» Data section:
== Segment start ==
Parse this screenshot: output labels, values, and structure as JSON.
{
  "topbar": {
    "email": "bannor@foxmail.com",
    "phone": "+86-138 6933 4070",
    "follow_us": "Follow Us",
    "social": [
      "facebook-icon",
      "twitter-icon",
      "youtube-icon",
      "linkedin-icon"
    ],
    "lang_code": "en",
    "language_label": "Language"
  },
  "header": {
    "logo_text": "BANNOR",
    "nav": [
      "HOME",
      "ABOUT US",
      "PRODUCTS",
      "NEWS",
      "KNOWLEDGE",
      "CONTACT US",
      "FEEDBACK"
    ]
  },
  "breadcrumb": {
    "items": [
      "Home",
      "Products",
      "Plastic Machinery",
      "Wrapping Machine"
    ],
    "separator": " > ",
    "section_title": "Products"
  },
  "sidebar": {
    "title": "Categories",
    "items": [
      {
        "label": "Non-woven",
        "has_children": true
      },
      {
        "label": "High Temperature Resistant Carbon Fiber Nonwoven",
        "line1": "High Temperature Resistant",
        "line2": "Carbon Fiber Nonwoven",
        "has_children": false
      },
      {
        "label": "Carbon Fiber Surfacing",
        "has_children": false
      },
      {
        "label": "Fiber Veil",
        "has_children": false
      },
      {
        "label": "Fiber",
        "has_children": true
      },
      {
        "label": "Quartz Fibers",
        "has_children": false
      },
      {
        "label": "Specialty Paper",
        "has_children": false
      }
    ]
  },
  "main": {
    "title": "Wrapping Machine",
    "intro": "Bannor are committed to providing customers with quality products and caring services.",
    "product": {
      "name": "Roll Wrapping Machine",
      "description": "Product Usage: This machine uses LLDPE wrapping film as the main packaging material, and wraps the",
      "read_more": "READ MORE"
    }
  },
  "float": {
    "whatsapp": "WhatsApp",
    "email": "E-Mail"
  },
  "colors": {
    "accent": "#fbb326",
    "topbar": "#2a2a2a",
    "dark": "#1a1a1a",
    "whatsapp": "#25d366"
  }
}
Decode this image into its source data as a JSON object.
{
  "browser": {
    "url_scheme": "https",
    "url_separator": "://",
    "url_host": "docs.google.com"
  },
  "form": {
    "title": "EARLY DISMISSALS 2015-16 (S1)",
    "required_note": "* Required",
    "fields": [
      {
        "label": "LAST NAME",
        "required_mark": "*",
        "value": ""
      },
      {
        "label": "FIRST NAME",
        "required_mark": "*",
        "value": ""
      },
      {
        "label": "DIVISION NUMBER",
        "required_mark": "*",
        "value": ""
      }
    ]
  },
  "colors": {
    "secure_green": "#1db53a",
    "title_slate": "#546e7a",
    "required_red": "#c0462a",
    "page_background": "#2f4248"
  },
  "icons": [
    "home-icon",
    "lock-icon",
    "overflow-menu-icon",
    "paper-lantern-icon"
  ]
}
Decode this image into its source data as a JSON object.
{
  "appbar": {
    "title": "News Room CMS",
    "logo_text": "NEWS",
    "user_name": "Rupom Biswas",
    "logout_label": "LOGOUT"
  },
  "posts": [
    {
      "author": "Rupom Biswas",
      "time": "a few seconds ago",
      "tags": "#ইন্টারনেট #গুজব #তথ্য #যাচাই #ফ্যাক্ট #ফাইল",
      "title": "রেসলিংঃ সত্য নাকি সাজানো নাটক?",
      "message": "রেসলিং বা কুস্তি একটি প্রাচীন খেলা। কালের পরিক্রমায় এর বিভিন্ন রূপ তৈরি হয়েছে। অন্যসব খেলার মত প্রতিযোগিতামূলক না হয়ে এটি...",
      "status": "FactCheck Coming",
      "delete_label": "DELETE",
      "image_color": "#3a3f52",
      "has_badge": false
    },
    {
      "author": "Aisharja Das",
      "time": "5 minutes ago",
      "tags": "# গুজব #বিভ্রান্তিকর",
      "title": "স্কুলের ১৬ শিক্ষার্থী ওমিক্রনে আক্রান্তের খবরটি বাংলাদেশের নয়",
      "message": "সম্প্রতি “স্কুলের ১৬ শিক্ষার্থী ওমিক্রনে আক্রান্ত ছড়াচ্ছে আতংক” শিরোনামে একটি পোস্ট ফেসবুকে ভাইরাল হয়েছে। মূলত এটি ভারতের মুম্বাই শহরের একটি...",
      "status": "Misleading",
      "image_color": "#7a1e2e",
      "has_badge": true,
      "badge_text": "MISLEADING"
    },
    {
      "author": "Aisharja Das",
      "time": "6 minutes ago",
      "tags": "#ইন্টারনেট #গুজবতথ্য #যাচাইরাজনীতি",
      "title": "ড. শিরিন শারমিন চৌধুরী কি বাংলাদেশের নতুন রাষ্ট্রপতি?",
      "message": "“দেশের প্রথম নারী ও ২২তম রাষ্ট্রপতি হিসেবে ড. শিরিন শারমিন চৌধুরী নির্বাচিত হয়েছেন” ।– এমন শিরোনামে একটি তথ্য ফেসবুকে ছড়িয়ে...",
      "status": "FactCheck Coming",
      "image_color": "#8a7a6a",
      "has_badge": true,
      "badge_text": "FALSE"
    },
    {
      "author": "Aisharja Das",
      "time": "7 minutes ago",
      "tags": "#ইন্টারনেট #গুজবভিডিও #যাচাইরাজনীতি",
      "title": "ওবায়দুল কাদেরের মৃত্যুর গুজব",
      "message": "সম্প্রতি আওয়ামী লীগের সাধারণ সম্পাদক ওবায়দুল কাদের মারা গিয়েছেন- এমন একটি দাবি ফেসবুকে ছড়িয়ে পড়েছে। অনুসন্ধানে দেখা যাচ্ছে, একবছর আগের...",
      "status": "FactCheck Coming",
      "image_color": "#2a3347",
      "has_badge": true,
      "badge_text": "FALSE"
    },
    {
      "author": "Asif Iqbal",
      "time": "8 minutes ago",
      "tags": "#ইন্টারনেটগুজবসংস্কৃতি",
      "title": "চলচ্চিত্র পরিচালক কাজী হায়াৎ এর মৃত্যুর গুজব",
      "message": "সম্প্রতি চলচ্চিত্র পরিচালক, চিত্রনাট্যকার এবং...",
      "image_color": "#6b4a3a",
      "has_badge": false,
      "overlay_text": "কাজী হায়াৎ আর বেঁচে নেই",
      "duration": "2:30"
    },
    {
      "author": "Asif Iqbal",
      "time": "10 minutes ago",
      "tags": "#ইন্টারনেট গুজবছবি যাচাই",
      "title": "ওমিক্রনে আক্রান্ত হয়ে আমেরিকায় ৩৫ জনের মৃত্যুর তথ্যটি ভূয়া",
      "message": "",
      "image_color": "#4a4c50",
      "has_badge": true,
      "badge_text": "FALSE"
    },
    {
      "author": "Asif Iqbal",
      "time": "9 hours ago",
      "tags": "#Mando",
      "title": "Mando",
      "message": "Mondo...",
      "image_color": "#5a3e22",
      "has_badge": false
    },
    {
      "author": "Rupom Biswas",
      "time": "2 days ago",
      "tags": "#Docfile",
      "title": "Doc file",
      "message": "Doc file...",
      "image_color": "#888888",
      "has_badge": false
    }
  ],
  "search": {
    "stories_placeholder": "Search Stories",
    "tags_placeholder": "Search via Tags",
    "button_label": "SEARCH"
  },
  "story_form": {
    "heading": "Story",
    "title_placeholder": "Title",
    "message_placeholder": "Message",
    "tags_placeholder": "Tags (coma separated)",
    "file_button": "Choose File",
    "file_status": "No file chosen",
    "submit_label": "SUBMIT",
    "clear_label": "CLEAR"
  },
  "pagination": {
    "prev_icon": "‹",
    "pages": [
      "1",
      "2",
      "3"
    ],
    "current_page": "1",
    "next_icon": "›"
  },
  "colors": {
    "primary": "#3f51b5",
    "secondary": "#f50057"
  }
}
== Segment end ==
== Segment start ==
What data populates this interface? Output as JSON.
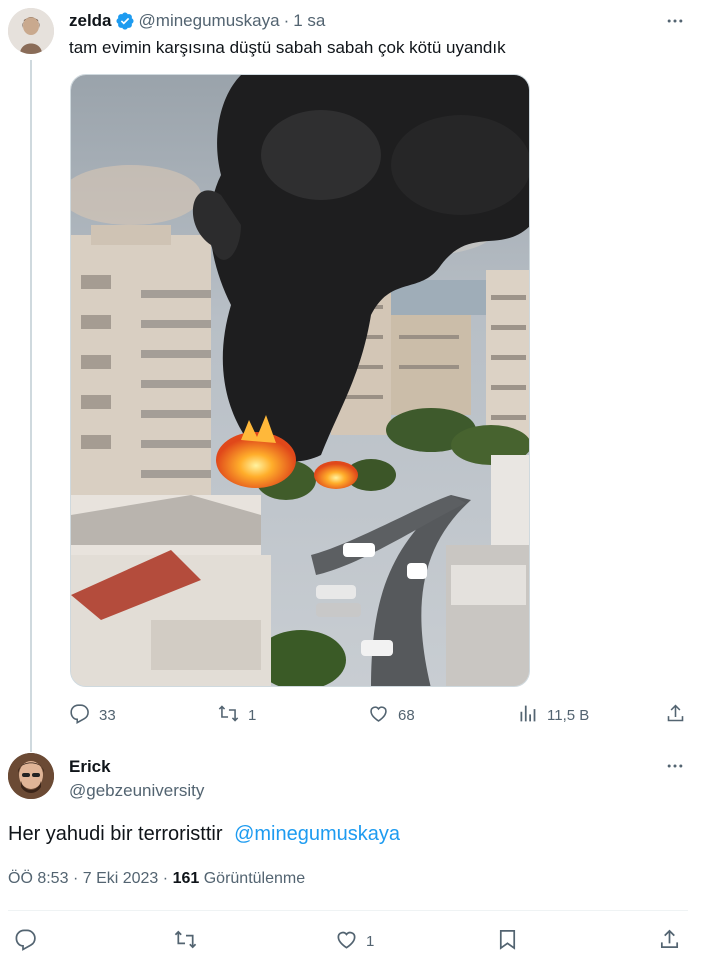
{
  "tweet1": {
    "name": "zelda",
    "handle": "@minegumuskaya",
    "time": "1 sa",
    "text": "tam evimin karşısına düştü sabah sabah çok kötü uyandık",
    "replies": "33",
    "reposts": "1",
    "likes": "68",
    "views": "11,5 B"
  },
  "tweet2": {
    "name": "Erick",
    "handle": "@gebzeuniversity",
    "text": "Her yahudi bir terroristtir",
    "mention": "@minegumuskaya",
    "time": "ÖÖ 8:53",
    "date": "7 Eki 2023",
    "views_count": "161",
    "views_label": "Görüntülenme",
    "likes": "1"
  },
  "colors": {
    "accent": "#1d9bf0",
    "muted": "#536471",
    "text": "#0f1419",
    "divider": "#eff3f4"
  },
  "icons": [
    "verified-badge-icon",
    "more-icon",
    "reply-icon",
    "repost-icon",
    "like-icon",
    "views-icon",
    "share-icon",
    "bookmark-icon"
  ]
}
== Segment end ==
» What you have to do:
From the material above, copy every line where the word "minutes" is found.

» Response box:
      "time": "5 minutes ago",
      "time": "6 minutes ago",
      "time": "7 minutes ago",
      "time": "8 minutes ago",
      "time": "10 minutes ago",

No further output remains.